**Work task**
Line by line, copy the material below exactly.

☆ ☆ ☆

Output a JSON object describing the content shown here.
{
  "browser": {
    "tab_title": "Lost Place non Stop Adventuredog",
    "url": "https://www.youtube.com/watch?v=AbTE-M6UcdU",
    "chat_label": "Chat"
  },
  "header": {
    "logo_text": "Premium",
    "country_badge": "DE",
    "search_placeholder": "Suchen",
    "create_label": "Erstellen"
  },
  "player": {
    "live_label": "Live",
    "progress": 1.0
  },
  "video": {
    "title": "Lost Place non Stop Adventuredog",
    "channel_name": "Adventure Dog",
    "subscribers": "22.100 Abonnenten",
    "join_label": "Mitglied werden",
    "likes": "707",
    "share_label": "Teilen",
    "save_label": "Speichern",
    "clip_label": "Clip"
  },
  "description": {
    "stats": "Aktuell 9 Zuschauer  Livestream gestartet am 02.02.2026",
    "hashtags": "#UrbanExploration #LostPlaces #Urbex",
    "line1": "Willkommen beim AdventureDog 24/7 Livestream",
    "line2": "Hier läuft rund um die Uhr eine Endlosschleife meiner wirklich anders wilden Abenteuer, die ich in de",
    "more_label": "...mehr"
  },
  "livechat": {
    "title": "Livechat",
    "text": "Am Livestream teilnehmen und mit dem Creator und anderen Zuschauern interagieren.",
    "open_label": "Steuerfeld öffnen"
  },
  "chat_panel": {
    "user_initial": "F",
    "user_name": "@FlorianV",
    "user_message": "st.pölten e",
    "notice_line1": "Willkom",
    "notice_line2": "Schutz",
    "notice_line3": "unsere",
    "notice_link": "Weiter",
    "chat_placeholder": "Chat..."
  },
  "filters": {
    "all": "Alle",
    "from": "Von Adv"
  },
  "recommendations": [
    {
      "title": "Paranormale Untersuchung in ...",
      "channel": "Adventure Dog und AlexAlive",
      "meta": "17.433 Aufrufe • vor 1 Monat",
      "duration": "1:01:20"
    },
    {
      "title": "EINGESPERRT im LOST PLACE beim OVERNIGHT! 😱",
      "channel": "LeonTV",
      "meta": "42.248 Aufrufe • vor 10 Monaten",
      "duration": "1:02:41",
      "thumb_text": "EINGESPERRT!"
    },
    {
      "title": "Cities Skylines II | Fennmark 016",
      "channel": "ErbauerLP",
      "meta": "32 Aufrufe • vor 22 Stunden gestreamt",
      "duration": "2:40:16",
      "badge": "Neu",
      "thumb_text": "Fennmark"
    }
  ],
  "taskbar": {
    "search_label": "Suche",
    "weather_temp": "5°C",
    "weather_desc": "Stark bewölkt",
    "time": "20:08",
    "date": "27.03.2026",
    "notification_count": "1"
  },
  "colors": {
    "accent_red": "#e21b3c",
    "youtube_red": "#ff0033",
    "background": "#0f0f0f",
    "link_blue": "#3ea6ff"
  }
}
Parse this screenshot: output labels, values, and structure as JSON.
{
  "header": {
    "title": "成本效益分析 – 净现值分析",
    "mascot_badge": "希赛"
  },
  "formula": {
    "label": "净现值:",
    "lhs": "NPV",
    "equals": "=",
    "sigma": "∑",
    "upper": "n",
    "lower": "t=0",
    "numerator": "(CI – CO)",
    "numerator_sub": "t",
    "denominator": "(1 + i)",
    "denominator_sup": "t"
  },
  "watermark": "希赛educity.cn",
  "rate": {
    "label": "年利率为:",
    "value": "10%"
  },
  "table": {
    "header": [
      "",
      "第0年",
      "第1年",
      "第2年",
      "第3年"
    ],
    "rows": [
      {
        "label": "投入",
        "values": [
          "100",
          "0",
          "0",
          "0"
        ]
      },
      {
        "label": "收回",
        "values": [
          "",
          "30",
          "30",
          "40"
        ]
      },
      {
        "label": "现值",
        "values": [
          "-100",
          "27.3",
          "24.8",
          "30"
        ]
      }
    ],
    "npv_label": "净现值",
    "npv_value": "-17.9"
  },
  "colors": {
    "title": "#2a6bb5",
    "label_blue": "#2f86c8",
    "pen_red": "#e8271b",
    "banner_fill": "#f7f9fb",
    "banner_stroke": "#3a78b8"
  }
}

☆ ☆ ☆

**Result for this task**
Output a JSON object describing the content shown here.
{
  "browser": {
    "tab_title": "Lost Place non Stop Adventuredog",
    "url": "https://www.youtube.com/watch?v=AbTE-M6UcdU",
    "chat_label": "Chat"
  },
  "header": {
    "logo_text": "Premium",
    "country_badge": "DE",
    "search_placeholder": "Suchen",
    "create_label": "Erstellen"
  },
  "player": {
    "live_label": "Live",
    "progress": 1.0
  },
  "video": {
    "title": "Lost Place non Stop Adventuredog",
    "channel_name": "Adventure Dog",
    "subscribers": "22.100 Abonnenten",
    "join_label": "Mitglied werden",
    "likes": "707",
    "share_label": "Teilen",
    "save_label": "Speichern",
    "clip_label": "Clip"
  },
  "description": {
    "stats": "Aktuell 9 Zuschauer  Livestream gestartet am 02.02.2026",
    "hashtags": "#UrbanExploration #LostPlaces #Urbex",
    "line1": "Willkommen beim AdventureDog 24/7 Livestream",
    "line2": "Hier läuft rund um die Uhr eine Endlosschleife meiner wirklich anders wilden Abenteuer, die ich in de",
    "more_label": "...mehr"
  },
  "livechat": {
    "title": "Livechat",
    "text": "Am Livestream teilnehmen und mit dem Creator und anderen Zuschauern interagieren.",
    "open_label": "Steuerfeld öffnen"
  },
  "chat_panel": {
    "user_initial": "F",
    "user_name": "@FlorianV",
    "user_message": "st.pölten e",
    "notice_line1": "Willkom",
    "notice_line2": "Schutz",
    "notice_line3": "unsere",
    "notice_link": "Weiter",
    "chat_placeholder": "Chat..."
  },
  "filters": {
    "all": "Alle",
    "from": "Von Adv"
  },
  "recommendations": [
    {
      "title": "Paranormale Untersuchung in ...",
      "channel": "Adventure Dog und AlexAlive",
      "meta": "17.433 Aufrufe • vor 1 Monat",
      "duration": "1:01:20"
    },
    {
      "title": "EINGESPERRT im LOST PLACE beim OVERNIGHT! 😱",
      "channel": "LeonTV",
      "meta": "42.248 Aufrufe • vor 10 Monaten",
      "duration": "1:02:41",
      "thumb_text": "EINGESPERRT!"
    },
    {
      "title": "Cities Skylines II | Fennmark 016",
      "channel": "ErbauerLP",
      "meta": "32 Aufrufe • vor 22 Stunden gestreamt",
      "duration": "2:40:16",
      "badge": "Neu",
      "thumb_text": "Fennmark"
    }
  ],
  "taskbar": {
    "search_label": "Suche",
    "weather_temp": "5°C",
    "weather_desc": "Stark bewölkt",
    "time": "20:08",
    "date": "27.03.2026",
    "notification_count": "1"
  },
  "colors": {
    "accent_red": "#e21b3c",
    "youtube_red": "#ff0033",
    "background": "#0f0f0f",
    "link_blue": "#3ea6ff"
  }
}
Parse this screenshot: output labels, values, and structure as JSON.
{
  "header": {
    "title": "成本效益分析 – 净现值分析",
    "mascot_badge": "希赛"
  },
  "formula": {
    "label": "净现值:",
    "lhs": "NPV",
    "equals": "=",
    "sigma": "∑",
    "upper": "n",
    "lower": "t=0",
    "numerator": "(CI – CO)",
    "numerator_sub": "t",
    "denominator": "(1 + i)",
    "denominator_sup": "t"
  },
  "watermark": "希赛educity.cn",
  "rate": {
    "label": "年利率为:",
    "value": "10%"
  },
  "table": {
    "header": [
      "",
      "第0年",
      "第1年",
      "第2年",
      "第3年"
    ],
    "rows": [
      {
        "label": "投入",
        "values": [
          "100",
          "0",
          "0",
          "0"
        ]
      },
      {
        "label": "收回",
        "values": [
          "",
          "30",
          "30",
          "40"
        ]
      },
      {
        "label": "现值",
        "values": [
          "-100",
          "27.3",
          "24.8",
          "30"
        ]
      }
    ],
    "npv_label": "净现值",
    "npv_value": "-17.9"
  },
  "colors": {
    "title": "#2a6bb5",
    "label_blue": "#2f86c8",
    "pen_red": "#e8271b",
    "banner_fill": "#f7f9fb",
    "banner_stroke": "#3a78b8"
  }
}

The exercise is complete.